Houston Officials Announce Five-Year HIV/AIDS Prevention and Treatment Plan

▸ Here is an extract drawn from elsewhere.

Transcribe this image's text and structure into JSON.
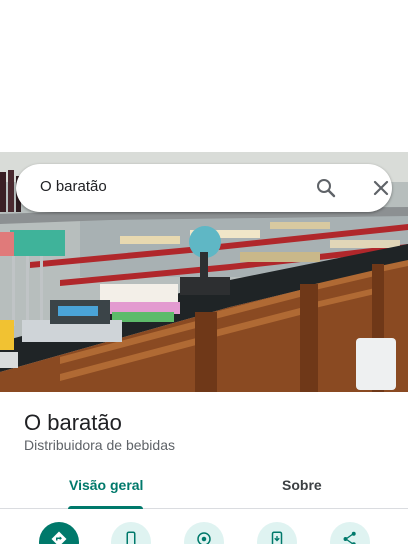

"Acknowledging" that the number of local HIV/AIDS cases "continues to rise," Houston-area officials Thursday announced a "comprehensive" five-year plan to address HIV/AIDS prevention and treatment needs in the area, the Houston Chronicle reports. The plan, developed by a consortium of public and private agencies, outlines 22 objectives to be met by "specific dates" through the end of 2005. For example, the plan calls for the creation of a "single, centralized data management system" to link public and private agencies together by Sept. 1, 2004. Harris County Judge Robert Eckels, plan coordinator, said the "ultimate goal is to find a cure for HIV. But until that happens ... efforts toward prevention and treatment need to be collaborative." Mayor Lee Brown, who the Chronicle reports has received "mixed reviews" on his HIV efforts from "activists," said it is "essential" that the community work together in the fight against HIV. "The city can provide direction and leadership, but everyone must get involved," he said. The committee, composed of four planning groups with representatives from the public and private sectors, hopes to facilitate better coordination among various AIDS planning boards and to "identify overlaps in funding and barriers and gaps in sources of reimbursement." Committee members also called for more coordinated training of field clinicians and said they will "encourage public officials to act as advocates before Congress and the state Legislature for full funding of prevention, treatment and research" (Asher, Houston Chronicle, 2/8).This is part of the KHN Morning Briefing, a summary of health policy coverage from major news organizations. Sign up for an email subscription.